But those familiar with Tampa real estate say market forces, not Opus South's credit woes, will determine the fate of its Pinellas properties, which face different challenges.
Water's Edge, a $100 million high-rise in downtown Clearwater, sits nearly empty. Only 10 of 153 units have sold, a hefty drag on Clearwater's downtown market.
On St. Petersburg's waterfront, 400 Beach Drive is 80 percent sold, property records show. Prices have softened, but not collapsed, as they have in South Florida and at Tampa's Channelside.
The Opus Group, based in Minneapolis, develops office, commercial and institutional projects all over the county. Its Opus South subsidiary has built high-end Florida condos, including St. Petersburg's Park Shore Place, which is sold out.

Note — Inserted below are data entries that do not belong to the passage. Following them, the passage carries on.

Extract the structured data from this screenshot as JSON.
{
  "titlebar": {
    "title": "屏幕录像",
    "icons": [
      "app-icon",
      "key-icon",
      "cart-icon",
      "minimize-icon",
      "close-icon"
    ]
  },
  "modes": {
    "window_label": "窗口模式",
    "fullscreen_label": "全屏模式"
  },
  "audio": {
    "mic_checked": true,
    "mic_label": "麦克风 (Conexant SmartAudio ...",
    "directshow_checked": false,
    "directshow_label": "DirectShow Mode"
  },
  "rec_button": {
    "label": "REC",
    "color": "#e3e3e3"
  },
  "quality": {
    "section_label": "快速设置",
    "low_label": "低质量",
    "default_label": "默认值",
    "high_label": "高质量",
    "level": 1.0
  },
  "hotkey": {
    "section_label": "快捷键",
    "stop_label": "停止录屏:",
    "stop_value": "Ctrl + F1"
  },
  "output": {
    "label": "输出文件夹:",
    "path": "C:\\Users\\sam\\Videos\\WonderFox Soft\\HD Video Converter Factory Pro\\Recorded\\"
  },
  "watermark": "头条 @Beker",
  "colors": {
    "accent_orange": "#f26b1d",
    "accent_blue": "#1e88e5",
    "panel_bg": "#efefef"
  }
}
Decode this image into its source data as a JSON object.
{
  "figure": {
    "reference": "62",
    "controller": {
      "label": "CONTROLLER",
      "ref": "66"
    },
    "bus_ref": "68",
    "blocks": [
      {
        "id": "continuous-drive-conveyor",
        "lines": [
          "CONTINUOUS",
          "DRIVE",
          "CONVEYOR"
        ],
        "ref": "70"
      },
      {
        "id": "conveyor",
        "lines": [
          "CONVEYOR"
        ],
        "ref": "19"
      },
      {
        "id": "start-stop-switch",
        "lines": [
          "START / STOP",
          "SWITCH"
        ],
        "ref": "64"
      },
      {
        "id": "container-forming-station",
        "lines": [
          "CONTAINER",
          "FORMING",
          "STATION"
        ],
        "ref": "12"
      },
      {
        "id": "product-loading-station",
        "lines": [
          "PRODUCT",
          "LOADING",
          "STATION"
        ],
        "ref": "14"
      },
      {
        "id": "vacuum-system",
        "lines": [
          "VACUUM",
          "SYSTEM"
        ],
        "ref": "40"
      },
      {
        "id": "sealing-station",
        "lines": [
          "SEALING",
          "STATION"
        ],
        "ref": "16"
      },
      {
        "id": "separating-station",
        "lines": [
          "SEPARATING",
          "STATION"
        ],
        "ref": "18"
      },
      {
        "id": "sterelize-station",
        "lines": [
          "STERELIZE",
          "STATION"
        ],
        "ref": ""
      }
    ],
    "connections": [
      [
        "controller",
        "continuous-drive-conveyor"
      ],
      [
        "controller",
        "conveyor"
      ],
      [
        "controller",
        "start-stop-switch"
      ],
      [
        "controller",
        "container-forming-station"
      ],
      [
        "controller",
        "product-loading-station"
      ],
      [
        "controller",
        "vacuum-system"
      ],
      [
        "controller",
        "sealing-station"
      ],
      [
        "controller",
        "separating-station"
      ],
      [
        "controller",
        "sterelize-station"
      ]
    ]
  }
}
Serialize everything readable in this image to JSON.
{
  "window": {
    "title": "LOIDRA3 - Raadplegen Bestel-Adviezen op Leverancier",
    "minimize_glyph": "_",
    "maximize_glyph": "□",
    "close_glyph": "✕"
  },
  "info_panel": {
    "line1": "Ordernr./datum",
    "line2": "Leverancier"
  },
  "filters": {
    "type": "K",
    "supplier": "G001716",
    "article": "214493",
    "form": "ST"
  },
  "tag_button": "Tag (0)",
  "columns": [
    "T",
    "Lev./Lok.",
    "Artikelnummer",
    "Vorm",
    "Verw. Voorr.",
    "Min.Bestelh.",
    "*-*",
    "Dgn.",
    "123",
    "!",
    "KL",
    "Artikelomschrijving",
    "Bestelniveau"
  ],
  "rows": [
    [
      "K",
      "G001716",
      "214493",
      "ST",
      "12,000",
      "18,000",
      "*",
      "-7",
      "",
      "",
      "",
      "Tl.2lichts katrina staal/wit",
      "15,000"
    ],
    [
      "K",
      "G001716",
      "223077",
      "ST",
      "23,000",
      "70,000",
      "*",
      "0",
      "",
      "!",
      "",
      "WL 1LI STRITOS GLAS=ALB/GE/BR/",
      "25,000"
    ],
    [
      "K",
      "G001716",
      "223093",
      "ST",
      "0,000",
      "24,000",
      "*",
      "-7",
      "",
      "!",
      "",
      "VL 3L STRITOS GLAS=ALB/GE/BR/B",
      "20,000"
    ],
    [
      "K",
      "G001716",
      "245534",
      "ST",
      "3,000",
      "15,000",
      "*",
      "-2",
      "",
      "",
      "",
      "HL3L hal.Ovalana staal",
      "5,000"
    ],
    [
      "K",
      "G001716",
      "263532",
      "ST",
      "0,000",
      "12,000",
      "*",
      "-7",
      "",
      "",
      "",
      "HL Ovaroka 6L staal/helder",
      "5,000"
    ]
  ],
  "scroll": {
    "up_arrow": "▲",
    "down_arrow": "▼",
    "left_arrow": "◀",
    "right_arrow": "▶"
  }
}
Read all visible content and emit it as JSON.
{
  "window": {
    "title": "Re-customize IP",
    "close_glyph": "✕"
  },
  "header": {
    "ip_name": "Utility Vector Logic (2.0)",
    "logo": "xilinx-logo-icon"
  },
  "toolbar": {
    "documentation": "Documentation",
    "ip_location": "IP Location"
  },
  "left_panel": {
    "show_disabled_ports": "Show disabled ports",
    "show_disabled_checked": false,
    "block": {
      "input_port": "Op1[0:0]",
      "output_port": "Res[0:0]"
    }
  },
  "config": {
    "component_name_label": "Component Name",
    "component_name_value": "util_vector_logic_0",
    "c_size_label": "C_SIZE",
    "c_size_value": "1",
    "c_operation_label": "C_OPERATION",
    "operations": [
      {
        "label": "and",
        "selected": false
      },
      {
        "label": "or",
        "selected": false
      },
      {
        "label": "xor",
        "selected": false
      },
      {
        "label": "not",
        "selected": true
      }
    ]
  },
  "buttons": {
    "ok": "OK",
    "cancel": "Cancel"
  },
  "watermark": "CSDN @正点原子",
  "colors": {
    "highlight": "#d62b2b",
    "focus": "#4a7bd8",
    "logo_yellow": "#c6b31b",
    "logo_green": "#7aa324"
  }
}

Opus stopped initiating condo projects two years ago because of the economic slowdown, spokeswoman Winston Hewett said, "but no one anticipated that we would see an absolute shutdown of the capital and refinancing markets."
When loans came due on projects already in the pipeline, Opus could not refinance, she said. It now owes $324 million in past-due loans.
Water's Edge, the tallest building in downtown Clearwater, took a big bite of that. It has stunning water views, upscale amenities and virtually no residents.
By January 2008, Opus had contracts and down payments for 109 of the 153 units. Then disaster: A legal glitch voided all contracts. With the condo market slumping, buyers took their deposits and walked.
Since Water's Edge opened in September, only 10 condos have sold; the average unit costs $750,000.
It's too early to tell what will happen with the property, Hewett said. But Opus intends to leave the condo market.
"It'll be like every other property the bank takes over," said Clearwater developer Guy Bonneville. "They'll auction it off, sell it for what they can get, and get it off their books."
If that happens, it could shake up Clearwater's condo market. A neighboring high-rise, Station Square, is also largely empty and is putting units up for rent.
Bonneville is building a condo tower called the Strand at Clearwater Centre. He now plans to slow down construction and not open until late 2010, hoping for an economic rebound.
In St. Petersburg, Opus South has sold all but 19 of 400 Beach Drive's 93 units.
The most recent sale was last month, when a 3,306-square-foot condo went for $1.2 million. In June, a same-sized unit sold for $1.345 million.
A company run by Pinellas developer Jimmy Aviram is listing a 2,597-square-footer for sale at $995,000. His company bought it in December for $1,175 million, property records show.
Aviram could not be reached for comment, but Joel Cantor, who is finishing out Signature Place at the south end of Beach Drive, said his research shows that St. Petersburg's waterfront row condos are selling about 17 percent off their 2006 peak.
Signature has contracts for about 80 percent of its 244 units, Cantor said, with closings due to start in June.
This month, Signature announced a 25 percent discount off sale prices, which averaged $700,000, and has already sold eight new units.
The discount, which Cantor's lender will help underwrite by reducing his obligation, also applies to people who already signed contracts. That's to keep them from bolting, Cantor said.